“It is very hard to prevent people from going to the mosque,” Addaruquthni said.
“But praying at home will save lives and the pandemic has already killed so many.”
Friday’s crowds likely owed much to a mix of strong feelings about faith, confusing government messages and calls from some religious leaders to ignore warnings about mass gatherings, he added.
This month, a local office of the Indonesian Ulema Council, which has millions of Muslim members, advised West Sumatra residents to ignore stay-at-home warnings.
“Some see compliance with religion as far more important than following what people say,” Addaruquthni said.
“Others also believe that death is in the hands of God, so if someone dies then that is his or her destiny.
“They just don’t understand that saving lives is far more important than anything else.”
Pandemic fatigue and online hoaxes about the virus were also fanning doubts about the dangers of public gatherings, one expert said.
“Many chose to believe the wrong people instead of experts,” said Muhammad Najib Azca, a sociologist at Indonesia’s Gadjah Mada University.
“Indonesians are not only religious, but they can also be paternalistic – we listen to community and religious leaders.
“The government has been involving more and more religious leaders to spread (correct) information but it’s too little too late,” he added.
Indonesia’s virus cases shot up after millions travelled across the country at the end of the holy fasting month of Ramadan in May.
Now, authorities are worried about big gatherings to mark next week’s Eid-al-Adha – an annual Muslim celebration known as the Feast of Sacrifice – over fears it could spark another surge in cases.

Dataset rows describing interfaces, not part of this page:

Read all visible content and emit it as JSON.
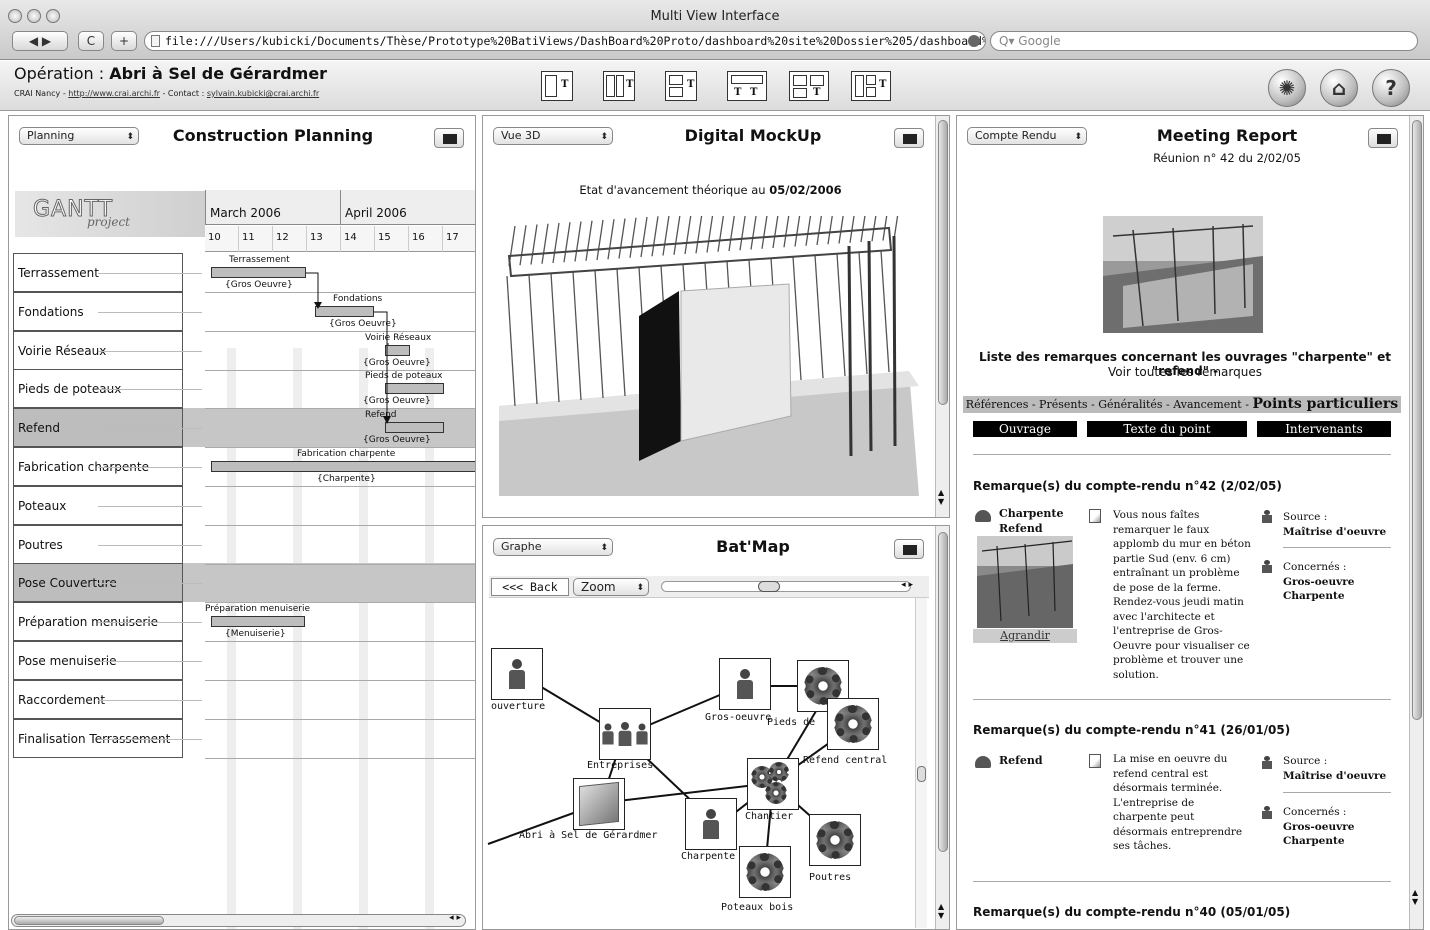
{
  "window": {
    "title": "Multi View Interface",
    "url": "file:///Users/kubicki/Documents/Thèse/Prototype%20BatiViews/DashBoard%20Proto/dashboard%20site%20Dossier%205/dashboard%20",
    "search_placeholder": "Google",
    "back": "◀",
    "forward": "▶",
    "reload": "C",
    "add": "+"
  },
  "header": {
    "op_prefix": "Opération : ",
    "op_name": "Abri à Sel de Gérardmer",
    "sub_prefix": "CRAI Nancy - ",
    "sub_link": "http://www.crai.archi.fr",
    "sub_mid": " - Contact : ",
    "sub_email": "sylvain.kubicki@crai.archi.fr",
    "layout_letter": "T",
    "icons": [
      "gear-icon",
      "home-icon",
      "help-icon"
    ],
    "help_glyph": "?"
  },
  "planning": {
    "view": "Planning",
    "title": "Construction Planning",
    "logo": "GANTT",
    "logo_sub": "project",
    "months": [
      "March 2006",
      "April 2006"
    ],
    "days": [
      "10",
      "11",
      "12",
      "13",
      "14",
      "15",
      "16",
      "17"
    ],
    "tasks": [
      "Terrassement",
      "Fondations",
      "Voirie Réseaux",
      "Pieds de poteaux",
      "Refend",
      "Fabrication charpente",
      "Poteaux",
      "Poutres",
      "Pose Couverture",
      "Préparation menuiserie",
      "Pose menuiserie",
      "Raccordement",
      "Finalisation Terrassement"
    ],
    "bars": [
      {
        "label": "Terrassement",
        "group": "{Gros Oeuvre}"
      },
      {
        "label": "Fondations",
        "group": "{Gros Oeuvre}"
      },
      {
        "label": "Voirie Réseaux",
        "group": "{Gros Oeuvre}"
      },
      {
        "label": "Pieds de poteaux",
        "group": "{Gros Oeuvre}"
      },
      {
        "label": "Refend",
        "group": "{Gros Oeuvre}"
      },
      {
        "label": "Fabrication charpente",
        "group": "{Charpente}"
      },
      {
        "label": "Préparation menuiserie",
        "group": "{Menuiserie}"
      }
    ]
  },
  "mockup": {
    "view": "Vue 3D",
    "title": "Digital MockUp",
    "caption_prefix": "Etat d'avancement théorique au ",
    "caption_date": "05/02/2006"
  },
  "batmap": {
    "view": "Graphe",
    "title": "Bat'Map",
    "back": "<<< Back",
    "zoom": "Zoom",
    "nodes": [
      "ouverture",
      "Entreprises",
      "Gros-oeuvre",
      "Pieds de",
      "Refend central",
      "Chantier",
      "Abri à Sel de Gérardmer",
      "Charpente",
      "Poutres",
      "Poteaux bois"
    ]
  },
  "report": {
    "view": "Compte Rendu",
    "title": "Meeting Report",
    "subtitle": "Réunion n° 42 du 2/02/05",
    "list_title": "Liste des remarques concernant les ouvrages \"charpente\" et \"refend\" -",
    "list_link": "Voir toutes les remarques",
    "nav": "Références - Présents - Généralités - Avancement - ",
    "nav_active": "Points particuliers",
    "cols": [
      "Ouvrage",
      "Texte du point",
      "Intervenants"
    ],
    "remarks": [
      {
        "heading": "Remarque(s) du compte-rendu n°42 (2/02/05)",
        "ouvrage": [
          "Charpente",
          "Refend"
        ],
        "enlarge": "Agrandir",
        "text": "Vous nous faîtes remarquer le faux applomb du mur en béton partie Sud (env. 6 cm) entraînant un problème de pose de la ferme. Rendez-vous jeudi matin avec l'architecte et l'entreprise de Gros-Oeuvre pour visualiser ce problème et trouver une solution.",
        "source_label": "Source :",
        "source": "Maîtrise d'oeuvre",
        "concern_label": "Concernés :",
        "concern": [
          "Gros-oeuvre",
          "Charpente"
        ]
      },
      {
        "heading": "Remarque(s) du compte-rendu n°41 (26/01/05)",
        "ouvrage": [
          "Refend"
        ],
        "text": "La mise en oeuvre du refend central est désormais terminée. L'entreprise de charpente peut désormais entreprendre ses tâches.",
        "source_label": "Source :",
        "source": "Maîtrise d'oeuvre",
        "concern_label": "Concernés :",
        "concern": [
          "Gros-oeuvre",
          "Charpente"
        ]
      },
      {
        "heading": "Remarque(s) du compte-rendu n°40 (05/01/05)"
      }
    ]
  },
  "colors": {
    "chrome": "#d4d4d4",
    "highlight_row": "#c6c6c6",
    "bar": "#bdbdbd",
    "nav_band": "#bbbbbb"
  }
}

For Yusuf Bachtiar, whose neighbour died from the virus, risks are around every corner.
“When it comes to prayer, each of us has our own beliefs,” he said from a mosque in Bekasi on the edge of Jakarta.
“It’s not just Friday prayers – there are lots of other activities that spread the virus.”